Task details: Filter the entries down to the lines containing "icon", and copy those lines.

Dataset extract:
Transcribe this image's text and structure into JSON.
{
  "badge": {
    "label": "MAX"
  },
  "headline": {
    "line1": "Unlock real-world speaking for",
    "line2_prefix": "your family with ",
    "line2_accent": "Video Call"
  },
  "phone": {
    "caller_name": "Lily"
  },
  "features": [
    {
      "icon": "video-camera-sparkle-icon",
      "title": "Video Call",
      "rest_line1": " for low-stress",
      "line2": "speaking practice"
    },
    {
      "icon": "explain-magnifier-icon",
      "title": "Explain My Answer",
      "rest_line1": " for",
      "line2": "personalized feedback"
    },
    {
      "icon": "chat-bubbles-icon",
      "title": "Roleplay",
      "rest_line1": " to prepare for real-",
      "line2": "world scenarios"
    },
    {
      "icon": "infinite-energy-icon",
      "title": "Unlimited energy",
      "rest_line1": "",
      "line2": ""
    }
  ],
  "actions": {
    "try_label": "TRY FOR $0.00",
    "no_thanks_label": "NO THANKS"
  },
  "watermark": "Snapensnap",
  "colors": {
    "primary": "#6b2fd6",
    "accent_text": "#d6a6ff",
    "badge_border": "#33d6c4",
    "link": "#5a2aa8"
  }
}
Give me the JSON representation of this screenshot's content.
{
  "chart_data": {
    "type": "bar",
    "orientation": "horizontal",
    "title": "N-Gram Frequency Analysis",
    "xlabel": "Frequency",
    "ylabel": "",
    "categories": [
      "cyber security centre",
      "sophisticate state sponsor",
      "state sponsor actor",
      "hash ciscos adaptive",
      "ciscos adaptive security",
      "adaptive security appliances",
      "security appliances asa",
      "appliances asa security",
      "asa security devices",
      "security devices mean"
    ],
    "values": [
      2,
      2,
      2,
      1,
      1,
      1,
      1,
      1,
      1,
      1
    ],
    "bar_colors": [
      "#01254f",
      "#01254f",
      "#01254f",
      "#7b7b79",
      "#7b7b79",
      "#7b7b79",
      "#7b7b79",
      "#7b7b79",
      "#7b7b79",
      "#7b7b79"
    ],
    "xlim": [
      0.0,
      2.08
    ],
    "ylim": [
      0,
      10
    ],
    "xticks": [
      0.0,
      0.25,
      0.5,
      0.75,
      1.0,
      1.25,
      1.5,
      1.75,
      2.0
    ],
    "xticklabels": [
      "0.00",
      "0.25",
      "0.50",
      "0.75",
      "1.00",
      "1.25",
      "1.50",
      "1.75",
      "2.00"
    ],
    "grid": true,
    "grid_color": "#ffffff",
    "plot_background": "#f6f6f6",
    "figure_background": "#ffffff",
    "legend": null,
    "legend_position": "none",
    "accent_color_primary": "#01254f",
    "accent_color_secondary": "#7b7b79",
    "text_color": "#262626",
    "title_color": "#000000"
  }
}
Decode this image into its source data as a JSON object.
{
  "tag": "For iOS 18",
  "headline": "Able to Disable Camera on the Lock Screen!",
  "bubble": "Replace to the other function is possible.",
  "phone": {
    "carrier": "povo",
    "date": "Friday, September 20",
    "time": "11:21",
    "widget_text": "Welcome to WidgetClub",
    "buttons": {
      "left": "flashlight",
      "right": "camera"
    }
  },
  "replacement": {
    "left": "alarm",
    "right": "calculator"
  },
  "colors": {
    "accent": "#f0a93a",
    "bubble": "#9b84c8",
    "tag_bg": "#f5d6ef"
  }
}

Answer:
      "icon": "video-camera-sparkle-icon",
      "icon": "explain-magnifier-icon",
      "icon": "chat-bubbles-icon",
      "icon": "infinite-energy-icon",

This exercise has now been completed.